The Glory of The Empire: A Novel, A History
Anka Muhlstein and Daniel Mendelsohn discuss The Glory of The Empire by Jean d’Ormesson (New York Review of Books), the rich and absorbing history of an extraordinary empire, at one point a rival to Rome. Rulers such as Basil the Great of Onessa, who founded the Empire but whose treacherous ways made him a byword for infamy, and the romantic Alexis the bastard, who dallied in the fleshpots of Egypt, studied Taoism and Buddhism, returned to save the Empire from civil war, and then retired “to learn to die,” come alive in The Glory of the Empire, along with generals, politicians, prophets, scoundrels, and others. Jean d’Ormesson also goes into the daily life of the Empire, its popular customs, and its contribution to the arts and the sciences, which, as he demonstrates, exercised an influence on the world as a whole, from the East to the West, and whose repercussions are still felt today. But it is all fiction, a thought experiment worthy of Jorge Luis Borges, and in the end The Glory of the Empire emerges as a great shimmering mirage, filling us with wonder even as it makes us wonder at the fugitive nature of power and the meaning of history itself. In English. Free and open to the public. No RSVP necessary. Please note that seating is limited and available on a first come, first served basis.
Daniel Mendelsohn was born in 1960 and studied Classics at the University of Virginia and at Princeton. His essays and reviews appear regularly in The New York Review of Books, The New Yorker, and The New York Times Book Review. His books include The Lost: A Search for Six of Six Million; a memoir, The Elusive Embrace; and two collections of critical essays, including Waiting for the Barbarians: Essays from the Classics to Pop Culture, published by New York Review Books. He teaches literature at Bard College.

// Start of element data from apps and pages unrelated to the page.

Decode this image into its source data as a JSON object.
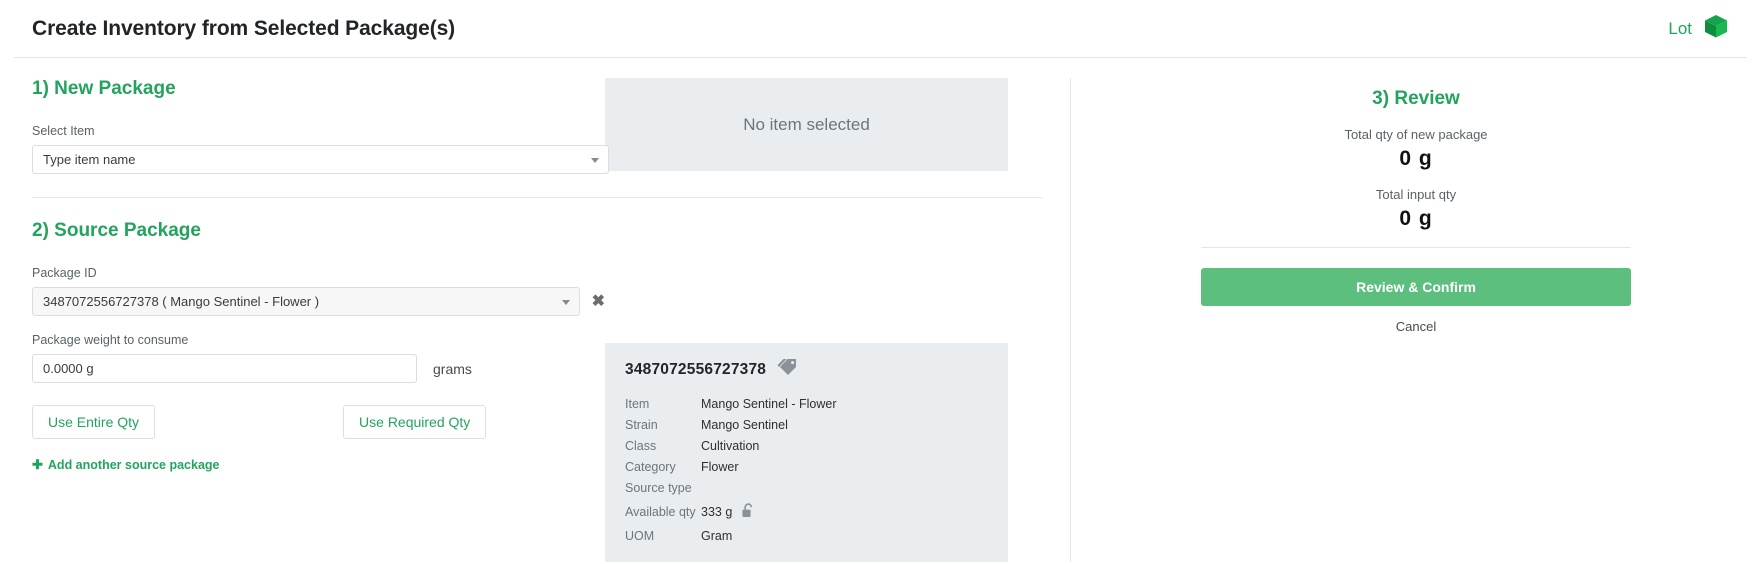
{
  "header": {
    "title": "Create Inventory from Selected Package(s)",
    "lot_label": "Lot",
    "lot_icon": "cube-icon",
    "accent_color": "#22a45d"
  },
  "new_package": {
    "section_title": "1) New Package",
    "select_item_label": "Select Item",
    "select_item_value": "Type item name",
    "caret_icon": "chevron-down-icon"
  },
  "source_package": {
    "section_title": "2) Source Package",
    "package_id_label": "Package ID",
    "package_id_value": "3487072556727378 ( Mango Sentinel - Flower )",
    "clear_icon": "close-icon",
    "weight_label": "Package weight to consume",
    "weight_value": "0.0000 g",
    "weight_placeholder": "0.0000 g",
    "grams_unit": "grams",
    "use_entire_qty": "Use Entire Qty",
    "use_required_qty": "Use Required Qty",
    "add_another": "Add another source package",
    "add_icon": "plus-icon"
  },
  "preview": {
    "no_item_selected": "No item selected"
  },
  "detail": {
    "package_id": "3487072556727378",
    "tag_icon": "tag-icon",
    "lock_icon": "lock-open-icon",
    "rows": [
      {
        "key": "Item",
        "value": "Mango Sentinel - Flower"
      },
      {
        "key": "Strain",
        "value": "Mango Sentinel"
      },
      {
        "key": "Class",
        "value": "Cultivation"
      },
      {
        "key": "Category",
        "value": "Flower"
      },
      {
        "key": "Source type",
        "value": ""
      },
      {
        "key": "Available qty",
        "value": "333 g"
      },
      {
        "key": "UOM",
        "value": "Gram"
      }
    ]
  },
  "review": {
    "section_title": "3) Review",
    "total_new_label": "Total qty of new package",
    "total_new_value": "0 g",
    "total_input_label": "Total input qty",
    "total_input_value": "0 g",
    "confirm_label": "Review & Confirm",
    "cancel_label": "Cancel",
    "confirm_color": "#5cbf7e"
  }
}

Anka Muhlstein is the author of biographies of Queen Victoria, James de Rothschild, and Cavelier de La Salle; studies on Catherine de Médicis, Marie de Médicis, and Anne of Austria; a double biography, Elizabeth I and Mary Stuart; and most recently, Balzac’s Omelette and Monsieur Proust’s Library (Other Press). She won the Goncourt Prize for her biography of Astolphe de Custine, andhas twice received the History Prize of the Académie française. She and her husband, Louis Begley, are the authors of Venice for Lovers. They live in New York City. Her new book, The Pen and the Brush: How Passion for Art Shaped Nineteenth-Century French Novels, will be published in France this fall; an English translation will be available in the US in January 2017.